Creativity the winner in student video game coding challengeMedia release 10 Oct 2019 4 minute read
9 October 2019: Melbourne, Australia: The results of the 2019 Australian STEM Video Game Challenge have been announced and winners will be awarded at a ceremony at gaming convention PAX Aus in Melbourne this weekend (11-13 October).
Nearly 3000 students in Years 5-12 from schools around Australia entered the competition to design and build an original video game. Winners in six categories defined by age group and platform are detailed below.
The annual challenge aims to engage students with science, technology, engineering and mathematics (STEM) disciplines. It is managed by the ACER Foundation, a charitable organisation underwritten by the Australian Council for Educational Research, and Foundation Director Lisa Norris said this year’s entries explored the theme of emergence in varied and inspiring ways.
“We know that educating students in STEM subjects will help prepare them for the economy of the future, but the research also shows that STEM education teaches associated skills like collaboration, problem-solving, literacy and creativity,” Ms Norris said. “All those skills were evident in our 2019 entries but creativity in particular flourished this year.
“The winning teams really interpreted ‘emergence’ in interesting and imaginative ways.”
Team EVL Games from St Anthony’s School in WA created Locked Up, a Year 5-8 category winner, which follows the attempts of its young heroine Jade to ‘emerge’ from jail after being wrongfully imprisoned. Fellow Year 5-8 category winners Team Gameon from NSW’s Balmain Public School explored the concept of emergent forms in Game Saver, in which a player morphs between physical forms and environments with the help of a magic potion. In the Year 9-12 group, the team from Queensland’s St Patrick’s College, The Obtuse Rail Cars, help players create new cities – or emergent nations – in their game Poly City.
L-R: screenshots from Game Saver, Locked Up and Poly City
A recent report from the Interactive Games & Entertainment Association report with Bond University called ‘Digital Australia 2020: The Power of Games’ found that even mainstream entertainment games such as Minecraft are used by educators to improve the learning experiences of their students – evidence, Ms Norris said, of the power of games to motivate and inspire learners.
Team mentor and teacher Ben Wynne from St Anthony’s School in WA is celebrating his second win in consecutive years.

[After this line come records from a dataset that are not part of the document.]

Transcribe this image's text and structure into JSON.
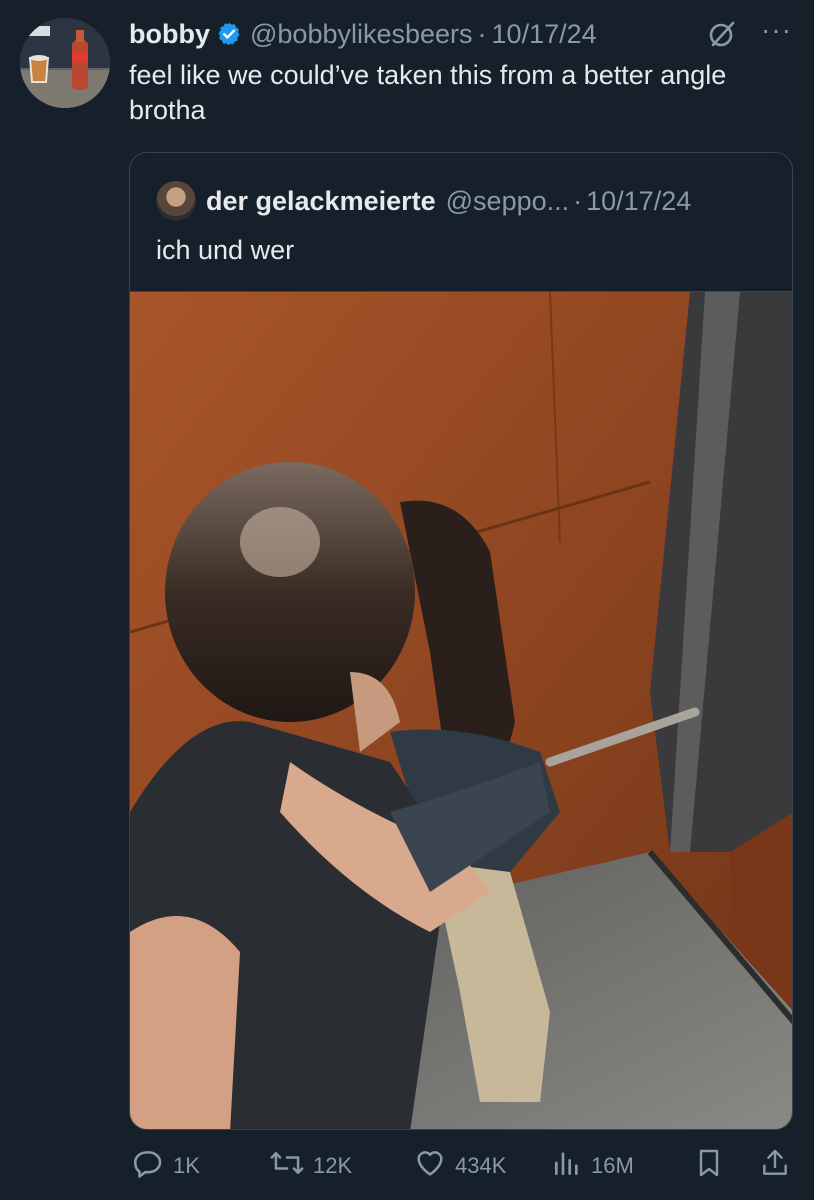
{
  "tweet": {
    "display_name": "bobby",
    "handle": "@bobbylikesbeers",
    "separator": "·",
    "date": "10/17/24",
    "text": "feel like we could’ve taken this from a better angle brotha",
    "more_label": "···"
  },
  "quote": {
    "display_name": "der gelackmeierte",
    "handle": "@seppo...",
    "separator": "·",
    "date": "10/17/24",
    "text": "ich und wer"
  },
  "actions": {
    "replies": "1K",
    "retweets": "12K",
    "likes": "434K",
    "views": "16M"
  },
  "colors": {
    "background": "#15202b",
    "text_primary": "#e7e9ea",
    "text_secondary": "#8b98a5",
    "verified": "#1d9bf0",
    "border": "#38444d"
  },
  "icons": [
    "verified-badge-icon",
    "grok-icon",
    "more-icon",
    "reply-icon",
    "retweet-icon",
    "like-icon",
    "views-icon",
    "bookmark-icon",
    "share-icon"
  ]
}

Mr Wynne said it could be hard to keep students motivated but the end result was its own reward.
“Building a game from scratch is a daunting prospect for many students but the pay-off is seeing their vision eventually come to life,” Mr Wynne said. “It’s especially rewarding for them to see players road-testing the game they created on the stand at PAX Aus.”
Winners of the 2019 Australian STEM Video Game Challenge:
Years 5-8: Playable game – Open category
Locked Up, Team: LEV Games (Emily Freeman, Veronica Walters and Lesay Asefa; St Anthony’s School, WA)
Years 5-8: Playable game developed in GODOT
Sheep Doggo, Team: Hunter Burfitt (Hunter Burfitt; Brentwood Secondary School, VIC)
Years 5-8: Playable game developed in Scratch
Game Saver, Team: Team 1(Asha Sutton, Zoe Allen, Andrei Leed, Laila Chopra; Balmain Public School, NSW)
Years 9-12: Playable game – Open category
Speciation, Team: Will (Wil Linder; Arndell Anglican College, NSW)
Years 9-12: Playable game developed in GODOT
Roomscape, Team Nimblebonk Clan (Christopher Stevens, Connor Mart, Hugo Kuang, Mitchell Wilson; Wirreanda Secondary School, SA)
Years 9-12: Playable game developed in Unity & Unreal
Poly City, Team: The Obtuse Rail Cars (Jack May, Matisse Billing, Oliver Murray, Tobias Lightfoot; St. Patrick’s College, QLD)
Winning games will be available to play on the Australian STEM Video Game Challenge stand at PAX Aus, one of the largest video gaming conventions in the world, at the Melbourne Convention Centre from 11-13 October as part of Melbourne International Games Week. An awards ceremony will take place at the convention at 12pm on Saturday 12 October in the Kookaburra Theatre, followed by a panel discussion featuring winners and a range of top gaming industry experts.
Notes to media:
- Links to playable versions of winning games are available on request.
- Winners and representatives from the ACER Foundation will be available for interview before and during PAX Aus.
- Registrations for the 2020 Australian STEM Video Game Challenge open in early 2020. For more information, visit www.stemgames.org.au.
Media enquiries: ACER Communications | 03 9277 5582 | 0419 340 058 | email@example.com